August 17, 1999
Everybodyís Talking About Talk - THE COMMENTARY
By Joseph Planta
Tina! Tina! Tina!, everybodyís mad about Tina Brown. The vivacious Ms. Brown made big headlines last year when she stepped down as editor-in-chief of The New Yorker, and ever since her days at Vanity Fair, some people are just mad at her. For those of you who have absolutely no idea who Tina Brown is, hereís a short c.v. Tina Brown is the pinnacle of the magazine industry, sheís been editor-in-chief of Tattler, thatís a European tabloid. After her work abroad, America called and was on her way helming Vanity Fair. She completely overhauled the mag and is credited with its current success. From Vanity Fair she proceeded to the upper echelons of the mag world and became editor-in-chief of The New Yorker. So last year after the departure at The New Yorker, Harvey Weinstein, the head honcho at Miramax, asked her to help him start a new magazine from scratch. Weinstein, is a big man in the movie business. He chairs Miramax, which is responsible for some of the biggest hits of the last 4 or 5 years. Why those films are hits, and Iím talking about Pulp Fiction, Good Will Hunting, Il Postino, Shakespeare In Love, The English Patient and Life Is Beautiful, among much else, is because heís got a gift of buzz and PR no other guy in movies todayís got. With his and Disneyís money, some $25-million dollars, and Tinaís gutsy and commanding attention, Talk mad itís much heralded debut 2 weeks ago.
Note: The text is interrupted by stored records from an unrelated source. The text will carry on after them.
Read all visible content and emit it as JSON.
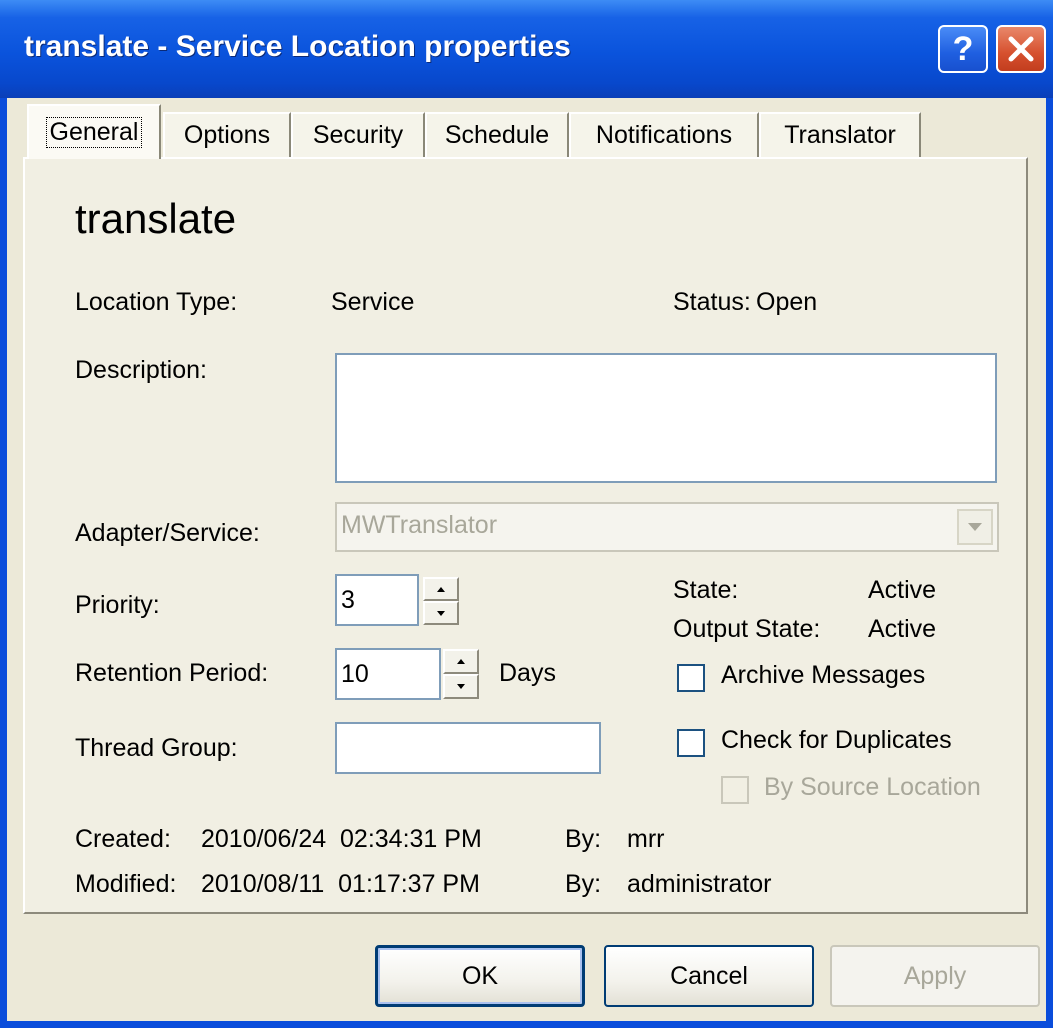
{
  "window": {
    "title": "translate - Service Location properties",
    "help_symbol": "?",
    "close_symbol": "✕"
  },
  "tabs": [
    {
      "label": "General",
      "active": true
    },
    {
      "label": "Options",
      "active": false
    },
    {
      "label": "Security",
      "active": false
    },
    {
      "label": "Schedule",
      "active": false
    },
    {
      "label": "Notifications",
      "active": false
    },
    {
      "label": "Translator",
      "active": false
    }
  ],
  "general": {
    "heading": "translate",
    "location_type_label": "Location Type:",
    "location_type_value": "Service",
    "status_label": "Status:",
    "status_value": "Open",
    "description_label": "Description:",
    "description_value": "",
    "adapter_label": "Adapter/Service:",
    "adapter_value": "MWTranslator",
    "priority_label": "Priority:",
    "priority_value": "3",
    "retention_label": "Retention Period:",
    "retention_value": "10",
    "retention_unit": "Days",
    "thread_group_label": "Thread Group:",
    "thread_group_value": "",
    "state_label": "State:",
    "state_value": "Active",
    "output_state_label": "Output State:",
    "output_state_value": "Active",
    "archive_label": "Archive Messages",
    "archive_checked": false,
    "duplicates_label": "Check for Duplicates",
    "duplicates_checked": false,
    "by_source_label": "By Source Location",
    "by_source_checked": false,
    "created_label": "Created:",
    "created_value": "2010/06/24  02:34:31 PM",
    "created_by_label": "By:",
    "created_by_value": "mrr",
    "modified_label": "Modified:",
    "modified_value": "2010/08/11  01:17:37 PM",
    "modified_by_label": "By:",
    "modified_by_value": "administrator"
  },
  "buttons": {
    "ok": "OK",
    "cancel": "Cancel",
    "apply": "Apply"
  },
  "colors": {
    "titlebar": "#0a53dc",
    "dialog_bg": "#ece9d8",
    "close_button": "#d6502e"
  }
}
Sure, magazines debut all the time, but this is Tina and Harveyís baby. A really public and masterfully orchestrated baby, that made headlines a year before its debut. Tina Brown is probably the only magazine editor in America thatís been a question on Jeopardy. Her successful razing of Vanity Fair and The New Yorker made her one of the most admired and hated bitch, er, I mean woman in publishing circles. She has the reputation of being a control freak, but a freak that gets magazines out of the presses and into consumers, millions of them. Miramax wanted a magazine that would help them find material for movies that they could launch. Itís debut issue has itís own starlet, Gwyneth Paltrow in nothing more than leather and a whip in the issues debut. Talk has been heavily marketed, hyped and hyped again. Beneath it all, the critics have not gone out in a limb to praise it, but have said itís actually pretty good.
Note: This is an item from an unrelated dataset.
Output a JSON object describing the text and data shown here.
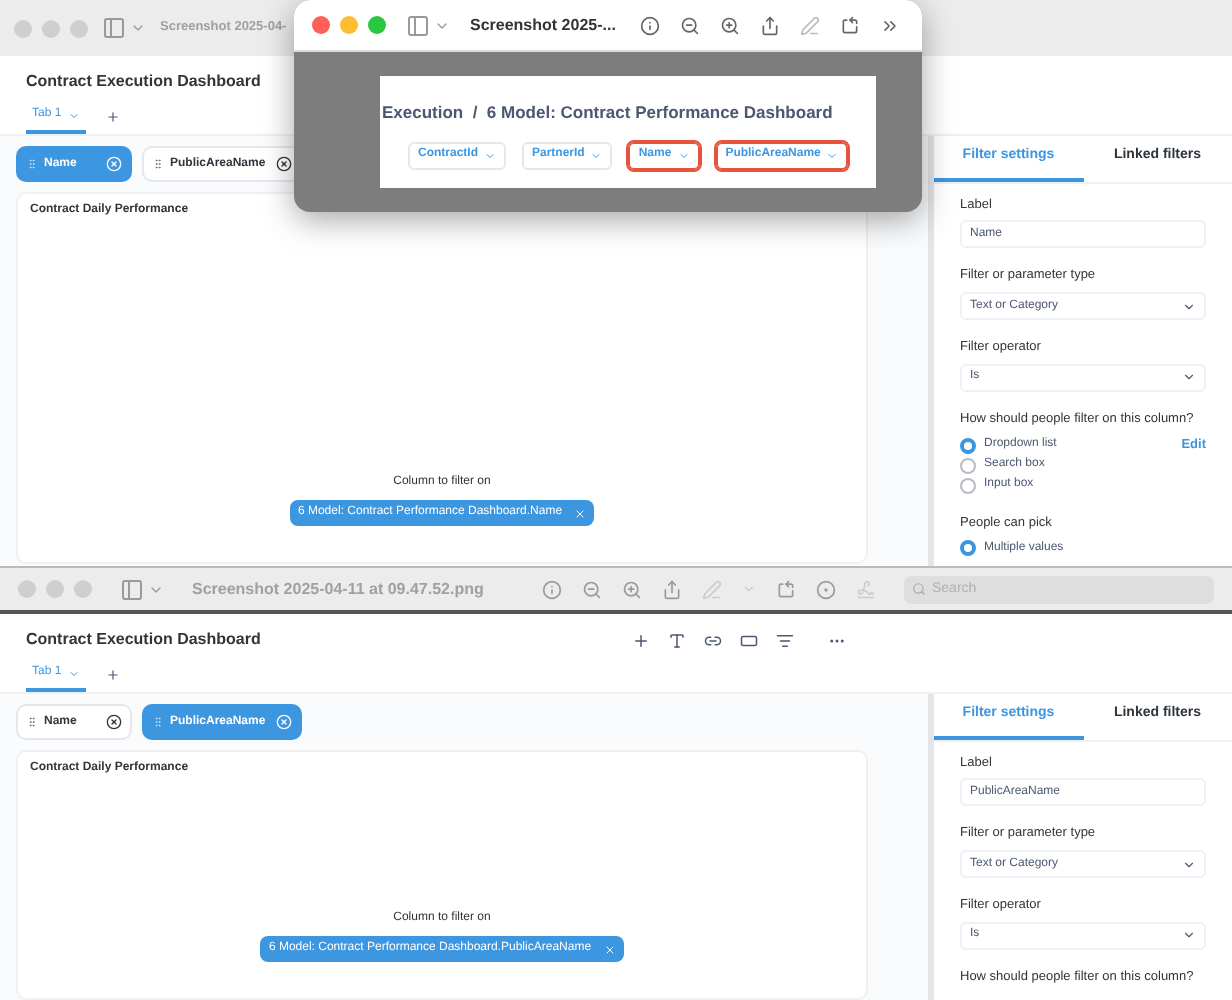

So, I myself bought into the hype and got my own copy. Itís big and heavy, but itís pages are flimsy. Itís a monthly, so that accounts for its weight and it says itís general interest, so itís cut out the size of Life. Talk is flashy and you couldnít help but notice it, if not for all the news stories about the candid piece inside about Hillary. Hearst Publishing is also a partner with Miramax, and so like its own Marie Claire or Cosmopolitan, there are millions of ads. A whole slew of ads bookend its masthead up to page 49. Talk is a generally a general interest magazine, at least thatís what Tina says. Itís really one of those high end mags for the white middle aged professional, working on the East coast. It joins the subscription list of other high brow mags like: Brillís Content or The New Yorker.
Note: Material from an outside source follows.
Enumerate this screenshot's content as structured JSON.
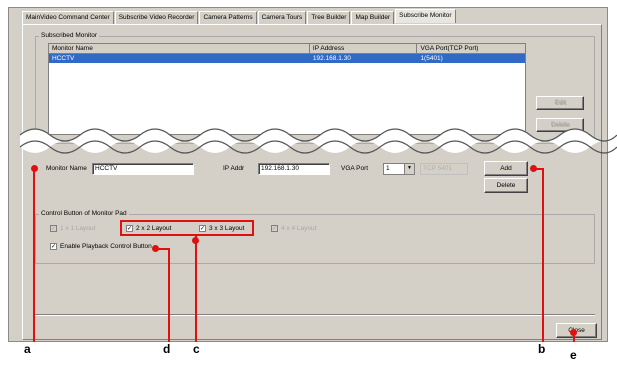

Iíve read through some articles. The Hillary Clinton piece by Lucinda Franks is quite a good read. You donít actually have to read it, because itís been quoted in the news a day before it came out, only adding to the hype. Franks gives us an inner look at Mrs. Clinton and all are wondering about the Clintonís personal relationship is spilled open here. Tucker Carlson has a very interesting look at George W. Bush. We really get a clue into this very vague personality. Bush actually seems alive in the piece. Purists will not want to miss Tom Stoppard, who writes a very good memoir about discovering his Jewish roots. Stoppard is a very-well known playwright and co-wrote Miramaxís Shakespeare In Love.
This is one of the few times in Pop Culture, where the hype is justified. There is great substance in Talk and the pieces are well done. Thereís a whoís who list of writers and editors and thereís actually a lot of stuff in this issue thatís worth talking about, even for me. Tina Brown has created a hit and Talk is now, not just the conversation piece for WASPís.
Questions and comments may be sent to: firstname.lastname@example.org
An archive of Joseph Planta's previous columns can be found by clicking HERE .